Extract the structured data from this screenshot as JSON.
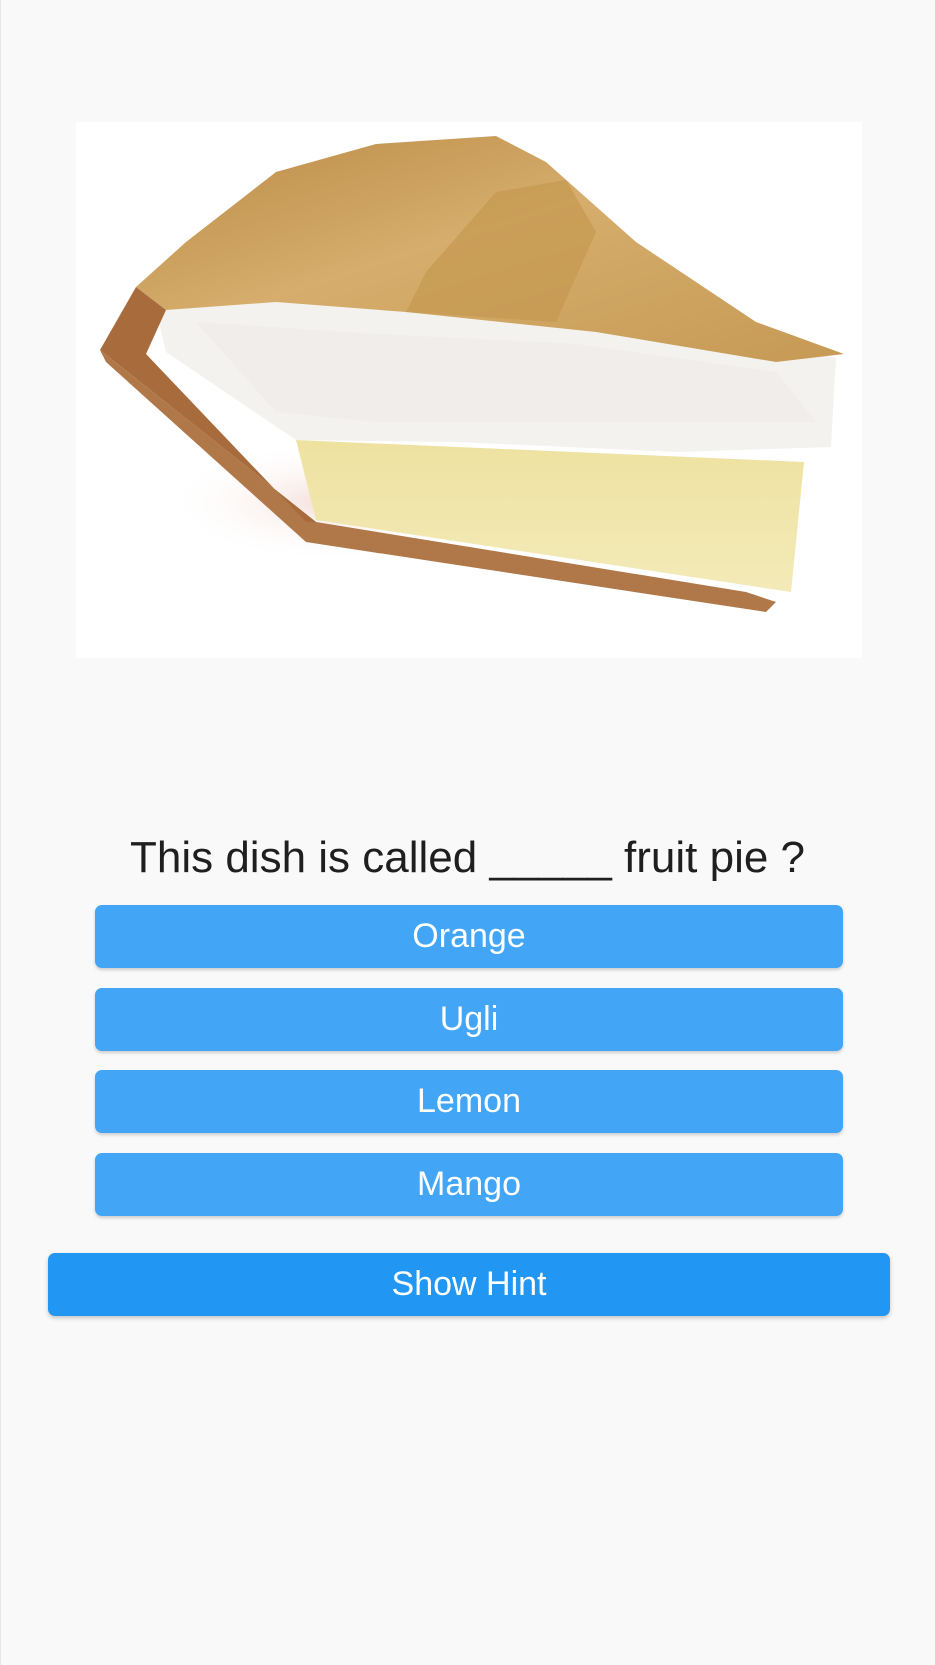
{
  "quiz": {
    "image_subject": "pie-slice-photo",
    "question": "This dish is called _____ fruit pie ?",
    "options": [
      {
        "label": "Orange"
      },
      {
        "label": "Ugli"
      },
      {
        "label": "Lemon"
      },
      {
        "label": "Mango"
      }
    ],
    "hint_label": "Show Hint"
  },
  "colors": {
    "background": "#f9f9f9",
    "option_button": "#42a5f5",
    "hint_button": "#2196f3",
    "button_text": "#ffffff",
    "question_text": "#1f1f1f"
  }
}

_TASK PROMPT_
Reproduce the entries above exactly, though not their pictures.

_EXPECTED OUTPUT_
Extract the structured data from this screenshot as JSON.
{
  "quiz": {
    "image_subject": "pie-slice-photo",
    "question": "This dish is called _____ fruit pie ?",
    "options": [
      {
        "label": "Orange"
      },
      {
        "label": "Ugli"
      },
      {
        "label": "Lemon"
      },
      {
        "label": "Mango"
      }
    ],
    "hint_label": "Show Hint"
  },
  "colors": {
    "background": "#f9f9f9",
    "option_button": "#42a5f5",
    "hint_button": "#2196f3",
    "button_text": "#ffffff",
    "question_text": "#1f1f1f"
  }
}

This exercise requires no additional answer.